Four months in, New Haven leaders praise crisis team’s progress
The team has responded to almost 300 calls and is planning to expand its hours in July, but has also faced challenges connecting residents to services
Nathaniel Rosenberg, Contributing Reporter
Four months after its launch, New Haven’s non-violent first responder program is being hailed as a success and is looking to grow.
The pilot program, Elm City Compassionate Allies Serving Our Streets, was launched last November, after Mayor Justin Elicker first proposed it in August 2020 in response to local protests over the murder of George Floyd by Minneapolis police. The program’s crisis teams — made up of one social worker and one “peer recovery specialist” — have responded to over 275 calls, with just over a third of those calls being responses to 911 emergency dispatches.
“We’re not going to let this fail. This is here to stay,” said Ta’LannaMonique Lawson-Dickson, a member of COMPASS’s Comunity Advisory Board, at a Feb. 17th press conference on the program. “And this is just the beginning, more systems are going to be created from this, more supports are going to be created from this. I’m excited to see what that’s going to look like in the future.”
New Haven Mayor Justin Elicker agreed, describing the results of the pilot as a “huge success” and endorsing an expansion of the teams.

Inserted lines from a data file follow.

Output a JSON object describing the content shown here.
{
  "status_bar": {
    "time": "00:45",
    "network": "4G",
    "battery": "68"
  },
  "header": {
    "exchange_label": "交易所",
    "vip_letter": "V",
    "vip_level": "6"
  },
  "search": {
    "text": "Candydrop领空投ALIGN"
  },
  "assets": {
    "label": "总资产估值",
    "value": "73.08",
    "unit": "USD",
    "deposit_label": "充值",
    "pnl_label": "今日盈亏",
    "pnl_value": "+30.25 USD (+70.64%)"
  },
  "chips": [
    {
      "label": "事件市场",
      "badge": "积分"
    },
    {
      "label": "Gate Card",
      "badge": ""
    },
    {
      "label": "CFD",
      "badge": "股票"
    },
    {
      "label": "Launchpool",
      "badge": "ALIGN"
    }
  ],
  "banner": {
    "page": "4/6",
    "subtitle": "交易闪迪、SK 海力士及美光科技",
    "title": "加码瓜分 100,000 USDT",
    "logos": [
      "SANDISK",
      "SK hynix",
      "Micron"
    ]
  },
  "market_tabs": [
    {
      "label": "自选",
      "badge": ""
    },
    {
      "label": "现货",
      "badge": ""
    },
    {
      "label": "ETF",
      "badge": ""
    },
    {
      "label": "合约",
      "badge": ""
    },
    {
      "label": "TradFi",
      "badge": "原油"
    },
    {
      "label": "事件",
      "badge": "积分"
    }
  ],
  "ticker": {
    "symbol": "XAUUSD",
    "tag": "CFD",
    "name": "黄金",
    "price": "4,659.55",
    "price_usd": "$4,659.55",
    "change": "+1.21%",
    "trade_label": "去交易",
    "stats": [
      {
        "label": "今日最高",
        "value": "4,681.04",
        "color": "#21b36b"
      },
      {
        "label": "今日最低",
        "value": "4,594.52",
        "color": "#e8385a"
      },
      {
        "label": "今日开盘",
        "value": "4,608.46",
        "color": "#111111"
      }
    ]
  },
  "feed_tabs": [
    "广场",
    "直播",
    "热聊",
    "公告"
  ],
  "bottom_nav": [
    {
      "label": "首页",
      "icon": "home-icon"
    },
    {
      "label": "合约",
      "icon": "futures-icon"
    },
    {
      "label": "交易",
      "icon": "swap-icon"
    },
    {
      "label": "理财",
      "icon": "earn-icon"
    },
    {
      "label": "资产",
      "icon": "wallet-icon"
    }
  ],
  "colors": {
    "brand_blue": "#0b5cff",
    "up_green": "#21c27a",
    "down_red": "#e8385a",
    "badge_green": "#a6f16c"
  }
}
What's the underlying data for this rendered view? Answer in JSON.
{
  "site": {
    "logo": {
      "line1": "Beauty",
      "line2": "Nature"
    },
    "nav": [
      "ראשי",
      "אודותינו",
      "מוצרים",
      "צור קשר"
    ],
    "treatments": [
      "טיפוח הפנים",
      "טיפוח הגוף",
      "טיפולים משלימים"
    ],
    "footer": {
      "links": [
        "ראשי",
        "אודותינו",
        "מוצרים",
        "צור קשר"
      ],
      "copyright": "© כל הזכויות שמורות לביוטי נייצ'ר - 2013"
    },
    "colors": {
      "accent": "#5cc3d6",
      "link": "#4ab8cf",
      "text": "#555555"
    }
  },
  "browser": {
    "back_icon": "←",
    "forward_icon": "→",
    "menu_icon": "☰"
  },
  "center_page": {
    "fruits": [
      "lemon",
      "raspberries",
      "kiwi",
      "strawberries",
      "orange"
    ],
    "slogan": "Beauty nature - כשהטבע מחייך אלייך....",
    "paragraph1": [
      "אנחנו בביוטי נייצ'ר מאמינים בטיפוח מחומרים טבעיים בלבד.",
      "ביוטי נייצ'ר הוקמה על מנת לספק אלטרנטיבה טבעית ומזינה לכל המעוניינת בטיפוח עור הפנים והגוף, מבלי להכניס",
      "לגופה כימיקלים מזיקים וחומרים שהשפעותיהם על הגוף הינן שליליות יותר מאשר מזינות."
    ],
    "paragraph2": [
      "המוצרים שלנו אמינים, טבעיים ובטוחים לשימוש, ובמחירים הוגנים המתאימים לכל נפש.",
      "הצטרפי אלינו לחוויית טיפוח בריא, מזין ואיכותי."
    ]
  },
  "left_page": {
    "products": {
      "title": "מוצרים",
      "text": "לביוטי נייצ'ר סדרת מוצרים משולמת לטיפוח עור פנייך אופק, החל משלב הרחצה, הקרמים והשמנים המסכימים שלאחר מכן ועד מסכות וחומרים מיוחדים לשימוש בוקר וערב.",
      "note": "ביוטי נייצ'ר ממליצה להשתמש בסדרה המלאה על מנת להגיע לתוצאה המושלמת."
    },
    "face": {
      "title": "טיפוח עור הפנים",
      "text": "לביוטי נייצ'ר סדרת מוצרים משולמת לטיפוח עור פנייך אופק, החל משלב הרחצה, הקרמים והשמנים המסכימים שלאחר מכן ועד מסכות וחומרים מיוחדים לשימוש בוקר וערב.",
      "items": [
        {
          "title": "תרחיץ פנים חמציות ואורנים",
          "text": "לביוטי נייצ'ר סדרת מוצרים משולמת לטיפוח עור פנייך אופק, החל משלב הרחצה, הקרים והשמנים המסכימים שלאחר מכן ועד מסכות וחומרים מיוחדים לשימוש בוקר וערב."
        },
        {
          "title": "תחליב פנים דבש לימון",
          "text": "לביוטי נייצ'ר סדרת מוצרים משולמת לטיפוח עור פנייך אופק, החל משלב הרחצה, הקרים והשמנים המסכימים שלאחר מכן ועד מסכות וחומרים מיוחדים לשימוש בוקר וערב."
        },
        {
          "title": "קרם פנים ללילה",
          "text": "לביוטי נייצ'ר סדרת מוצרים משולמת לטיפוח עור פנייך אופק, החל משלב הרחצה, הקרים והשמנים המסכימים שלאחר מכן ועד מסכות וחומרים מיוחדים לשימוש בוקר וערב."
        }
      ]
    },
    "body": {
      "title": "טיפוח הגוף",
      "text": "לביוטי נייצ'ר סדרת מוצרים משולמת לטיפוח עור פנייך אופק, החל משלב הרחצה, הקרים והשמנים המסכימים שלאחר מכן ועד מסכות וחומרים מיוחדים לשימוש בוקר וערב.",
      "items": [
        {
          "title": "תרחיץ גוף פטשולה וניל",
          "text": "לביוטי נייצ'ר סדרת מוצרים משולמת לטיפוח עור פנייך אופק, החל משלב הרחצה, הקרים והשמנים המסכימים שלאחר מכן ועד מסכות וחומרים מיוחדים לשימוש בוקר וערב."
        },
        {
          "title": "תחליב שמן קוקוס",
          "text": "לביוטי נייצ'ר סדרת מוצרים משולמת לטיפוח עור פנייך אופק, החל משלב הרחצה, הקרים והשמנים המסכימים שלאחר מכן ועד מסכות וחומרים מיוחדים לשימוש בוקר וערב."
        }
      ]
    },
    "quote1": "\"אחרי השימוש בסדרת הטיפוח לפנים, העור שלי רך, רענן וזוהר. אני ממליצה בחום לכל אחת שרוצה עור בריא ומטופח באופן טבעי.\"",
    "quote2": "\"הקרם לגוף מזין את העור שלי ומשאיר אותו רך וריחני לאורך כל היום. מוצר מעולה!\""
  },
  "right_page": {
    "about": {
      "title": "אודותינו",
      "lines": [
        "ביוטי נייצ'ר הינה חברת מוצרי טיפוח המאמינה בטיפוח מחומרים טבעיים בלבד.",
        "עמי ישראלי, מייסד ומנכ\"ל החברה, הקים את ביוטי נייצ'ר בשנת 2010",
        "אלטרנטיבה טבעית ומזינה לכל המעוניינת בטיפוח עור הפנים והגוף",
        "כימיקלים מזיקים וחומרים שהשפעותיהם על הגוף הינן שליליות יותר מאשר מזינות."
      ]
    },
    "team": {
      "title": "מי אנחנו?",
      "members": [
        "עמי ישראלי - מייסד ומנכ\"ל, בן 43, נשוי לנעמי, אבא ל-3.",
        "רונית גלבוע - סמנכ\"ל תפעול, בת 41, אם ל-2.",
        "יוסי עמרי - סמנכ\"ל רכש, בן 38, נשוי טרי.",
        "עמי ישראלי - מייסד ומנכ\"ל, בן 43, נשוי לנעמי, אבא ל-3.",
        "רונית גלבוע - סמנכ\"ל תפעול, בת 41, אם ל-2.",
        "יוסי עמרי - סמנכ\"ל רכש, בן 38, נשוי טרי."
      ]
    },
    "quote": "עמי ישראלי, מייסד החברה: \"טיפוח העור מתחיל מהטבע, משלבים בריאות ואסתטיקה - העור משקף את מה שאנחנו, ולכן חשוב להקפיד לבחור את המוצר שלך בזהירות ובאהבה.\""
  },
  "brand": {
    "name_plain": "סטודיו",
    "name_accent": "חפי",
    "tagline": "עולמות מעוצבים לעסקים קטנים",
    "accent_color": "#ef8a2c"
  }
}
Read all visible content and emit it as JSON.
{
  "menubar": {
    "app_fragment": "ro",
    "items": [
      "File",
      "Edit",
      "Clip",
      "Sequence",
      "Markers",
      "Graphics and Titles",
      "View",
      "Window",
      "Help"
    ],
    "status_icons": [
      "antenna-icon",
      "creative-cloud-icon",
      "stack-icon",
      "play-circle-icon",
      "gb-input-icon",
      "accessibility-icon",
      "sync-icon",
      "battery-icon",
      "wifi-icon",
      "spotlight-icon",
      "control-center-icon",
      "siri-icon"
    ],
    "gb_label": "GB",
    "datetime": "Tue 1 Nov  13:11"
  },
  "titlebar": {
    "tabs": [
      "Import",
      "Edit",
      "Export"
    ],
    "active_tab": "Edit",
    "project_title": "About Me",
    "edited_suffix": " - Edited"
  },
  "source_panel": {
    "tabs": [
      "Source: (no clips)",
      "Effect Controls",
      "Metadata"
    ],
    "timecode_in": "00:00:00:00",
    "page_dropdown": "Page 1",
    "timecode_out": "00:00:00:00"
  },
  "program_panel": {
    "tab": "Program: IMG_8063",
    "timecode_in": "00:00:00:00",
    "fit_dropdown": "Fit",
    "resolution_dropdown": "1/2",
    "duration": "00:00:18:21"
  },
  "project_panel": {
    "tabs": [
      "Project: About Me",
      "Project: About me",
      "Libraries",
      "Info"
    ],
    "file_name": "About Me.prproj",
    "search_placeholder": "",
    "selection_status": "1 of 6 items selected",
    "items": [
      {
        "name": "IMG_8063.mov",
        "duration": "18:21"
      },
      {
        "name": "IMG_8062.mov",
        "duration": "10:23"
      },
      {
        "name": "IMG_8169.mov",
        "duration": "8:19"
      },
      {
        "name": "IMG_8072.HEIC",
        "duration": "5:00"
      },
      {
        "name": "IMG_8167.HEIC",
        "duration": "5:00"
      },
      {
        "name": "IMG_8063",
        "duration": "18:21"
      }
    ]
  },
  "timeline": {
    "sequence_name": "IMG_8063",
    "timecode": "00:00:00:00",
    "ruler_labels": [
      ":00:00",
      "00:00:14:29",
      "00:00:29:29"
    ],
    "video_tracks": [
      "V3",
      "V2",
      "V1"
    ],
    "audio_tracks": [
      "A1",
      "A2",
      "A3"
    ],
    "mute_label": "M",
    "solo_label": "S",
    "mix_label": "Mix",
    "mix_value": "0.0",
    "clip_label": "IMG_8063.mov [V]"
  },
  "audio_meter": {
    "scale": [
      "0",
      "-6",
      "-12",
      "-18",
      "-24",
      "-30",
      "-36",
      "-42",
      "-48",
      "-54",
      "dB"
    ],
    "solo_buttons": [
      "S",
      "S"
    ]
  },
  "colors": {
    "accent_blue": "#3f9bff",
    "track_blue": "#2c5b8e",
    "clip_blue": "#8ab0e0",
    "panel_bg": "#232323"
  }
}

As of Feb. 17, 37 percent of COMPASS responses were made to emergency situations after being requested by the police or fire department. Crisis team members highlighted instances where people were dealing with mental health crises or domestic disputes, but they can be called for any situation where first-responders determine they would be more helpful.
Of the calls that come from the 911 dispatch, 65 percent of calls for COMPASS were requested by New Haven Police.
At the press conference, NHPD Chief Karl Jacobson emphasized his excitement about the pilot’s progress.
“It takes a long time to get somebody from a position of substance abuse and homelessness to the other side,” Jacobson said.“The police need help. We need help. And this is the help. It’s a breath of fresh air to have the backing, we can call someone else who has better skills than us for other things.”
The majority of the cases the team had dealt with— 63 percent — were not in response to emergency situations but rather self-deployed dispatches by the crisis team while they drove around New Haven. COMPASS’s current schedule has one two-person team in the field every day from 10 a.m. to 6 p.m.
“When we go out to outreach, it’s amazing that people remember our names, they come to us,” said Nanette Campbell, a COMPASS Recovery Support Specialist. “I remember an incident where a woman was in crisis, but she remembered my face, and she let me allow her to get the help that she needed.”
Eventually, that woman let the team admit her to a hospital.
One aspect of the COMPASS program that city officials touted was their ability to follow up with people they met multiple times, so that they could connect them with or stay in longer term social service programs, including for those suffering from mental illness, dealing with substance abuse issues or in need of permanent housing.
But Dr. Jack Tebes, COMPASS’s director and a Yale psychiatry professor, said at the press conference that one of the biggest challenges facing the team was the massive waiting times to receive social services in New Haven, especially for those seeking permanent shelter or housing.
“We also recognize the time that it will take to build trust with individuals that may have lost faith in the system,” Tebes said. “It’s no surprise to anyone probably that we have a shortage of beds, insufficient housing and the experience of waitlist after waitlist after waitlist.”
When asked about the issue of waitlists, Mehul Dalal, New Haven’s Community Services Administrator, agreed with Tebes assessment, describing the situation as a “huge challenge.”
Dalal highlighted the city’s plans to use $5 million federal dollars for “deeply affordable” housing, on top of a litany of other investments, to help alleviate the waiting list for housing and make the crisis team’s job easier.
The city is considering several ways to expand the program, and in July will expand the time the team is in the field from 8 a.m. to 12 a.m.
“Next year, we’re gonna decide whether we expand to 24 hours of services, or we have overlapping teams during peak hours,” said Carlos Sosa-Lombardo, the director of the Department of Community Resilience. “ We will look at the data and make an informed decision when the time comes.”
The COMPASS team’s average response time to emergency dispatches was 13 minutes.